(c) When in the course of representation a lawyer is in possession of funds or other property in which both the lawyer and another person claim interests, the property shall be kept separate by the lawyer until there is an accounting and severance of their interest. All funds in a trust or escrow account shall be disbursed only to those persons entitled to receive them by virtue of the representation or by law. If a dispute arises concerning their respective interests, the portion in dispute shall be kept separate by the lawyer until the dispute is resolved, and the undisputed portion shall be distributed appropriately.
1. A lawyer should hold property of others with the care required of a professional fiduciary. Securities should be kept in a safe deposit box, except when some other form of safekeeping is warranted by special circumstances. All property which is the property of clients or third persons should be kept separate from the lawyer's business and personal property and, if monies, in one or more trust accounts. Separate trust accounts may be warranted when administering estate monies or acting in similar fiduciary capacities. Paragraph (a) requires that complete records of the funds and other property be maintained.
2. Lawyers often receive funds from third parties from which the lawyer's fee will be paid. These funds should be deposited into a lawyer's trust account. If there is risk that the client may divert the funds without paying the fee, the lawyer is not required to remit the portion from which the fee is to be paid. However, a lawyer may not hold funds to coerce a client into accepting the lawyer's contention. The disputed portion of the funds should be kept in trust and the lawyer should suggest means for prompt resolution of the dispute, such as arbitration. The undisputed portion of the funds should be promptly distributed to those entitled to receive them by virtue of the representation. A lawyer should not use even that portion of trust account funds due to the lawyer to make direct payment to general creditors of the lawyer of the lawyer's firm, because such a course of dealing increases the risk that all the assets of that account will be viewed as the lawyer's property rather than that of clients, and thus as available to satisfy the claims of such creditors. When a lawyer receives from a client monies that constitute a prepayment of a fee and that belongs to the client until the services are rendered, the lawyer should handle the fund in accordance with paragraph (c). After advising the client that the service has been rendered and the fee earned, and in the absence of a dispute, the lawyer may withdraw the fund from the separate account. Paragraph (c) does not prohibit participation in an IOLTA or similar program.
3. Third parties, such as client's creditors, may have just claims against funds or other property in a lawyer's custody. A lawyer may have a duty under applicable law to protect such third-party claims against wrongful interference by the client, and accordingly may refuse to surrender the property to the client. However, a lawyer should not unilaterally assume to arbitrate a dispute between the client and the third party.

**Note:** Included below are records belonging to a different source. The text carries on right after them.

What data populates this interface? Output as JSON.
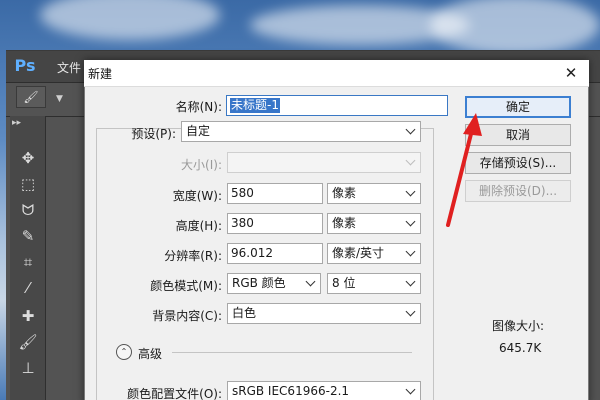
{
  "app": {
    "logo": "Ps",
    "menu_file": "文件",
    "tool_icons": [
      "move-icon",
      "marquee-icon",
      "lasso-icon",
      "quick-select-icon",
      "crop-icon",
      "eyedropper-icon",
      "healing-icon",
      "brush-icon",
      "stamp-icon"
    ]
  },
  "dialog": {
    "title": "新建",
    "close_glyph": "✕",
    "name_label": "名称(N):",
    "name_value": "未标题-1",
    "preset_label": "预设(P):",
    "preset_value": "自定",
    "size_label": "大小(I):",
    "size_value": "",
    "width_label": "宽度(W):",
    "width_value": "580",
    "width_unit": "像素",
    "height_label": "高度(H):",
    "height_value": "380",
    "height_unit": "像素",
    "resolution_label": "分辨率(R):",
    "resolution_value": "96.012",
    "resolution_unit": "像素/英寸",
    "color_mode_label": "颜色模式(M):",
    "color_mode_value": "RGB 颜色",
    "bit_depth_value": "8 位",
    "background_label": "背景内容(C):",
    "background_value": "白色",
    "advanced_label": "高级",
    "advanced_glyph": "⌃",
    "profile_label": "颜色配置文件(O):",
    "profile_value": "sRGB IEC61966-2.1",
    "image_size_label": "图像大小:",
    "image_size_value": "645.7K",
    "ok_label": "确定",
    "cancel_label": "取消",
    "save_preset_label": "存储预设(S)...",
    "delete_preset_label": "删除预设(D)..."
  },
  "colors": {
    "accent": "#3c7fd1",
    "arrow": "#e02020"
  }
}
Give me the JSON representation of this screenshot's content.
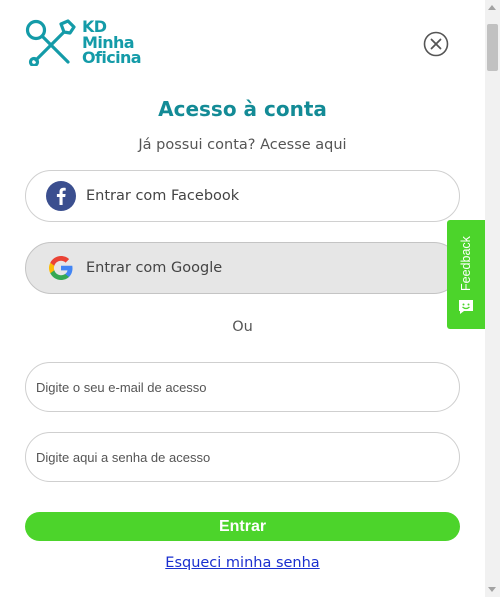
{
  "brand": {
    "lines": [
      "KD",
      "Minha",
      "Oficina"
    ],
    "color": "#149ba8",
    "logo_icon": "crossed-tools-icon"
  },
  "modal": {
    "close_icon": "close-circle-icon",
    "title": "Acesso à conta",
    "subtitle": "Já possui conta? Acesse aqui",
    "facebook_label": "Entrar com Facebook",
    "google_label": "Entrar com Google",
    "divider": "Ou",
    "email_placeholder": "Digite o seu e-mail de acesso",
    "password_placeholder": "Digite aqui a senha de acesso",
    "submit_label": "Entrar",
    "forgot_label": "Esqueci minha senha"
  },
  "feedback": {
    "label": "Feedback",
    "icon": "chat-smile-icon"
  },
  "colors": {
    "title": "#138b96",
    "accent_green": "#4cd42b",
    "facebook_blue": "#3b4f8f",
    "link_blue": "#1a2fcf"
  }
}
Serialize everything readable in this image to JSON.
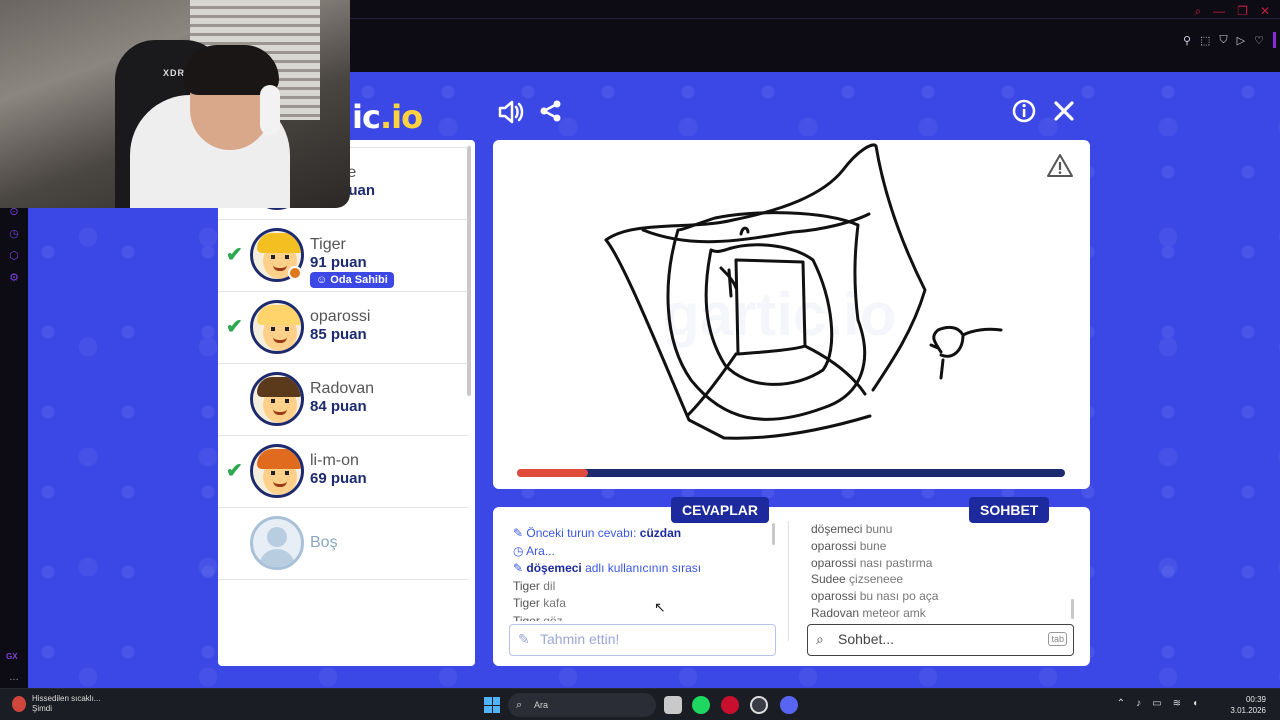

4. The obligations of a lawyer under this Rule are independent of those arising from activity other than rendering legal service. For example, a lawyer who serves as an escrow agent is governed by the applicable law relating to fiduciaries even though the lawyer does not render legal services in the transaction.
5. The "client's security fund" in Texas provides a means through the collective efforts of the bar to reimburse persons who have lost money or property as a result of dishonest conduct of a lawyer.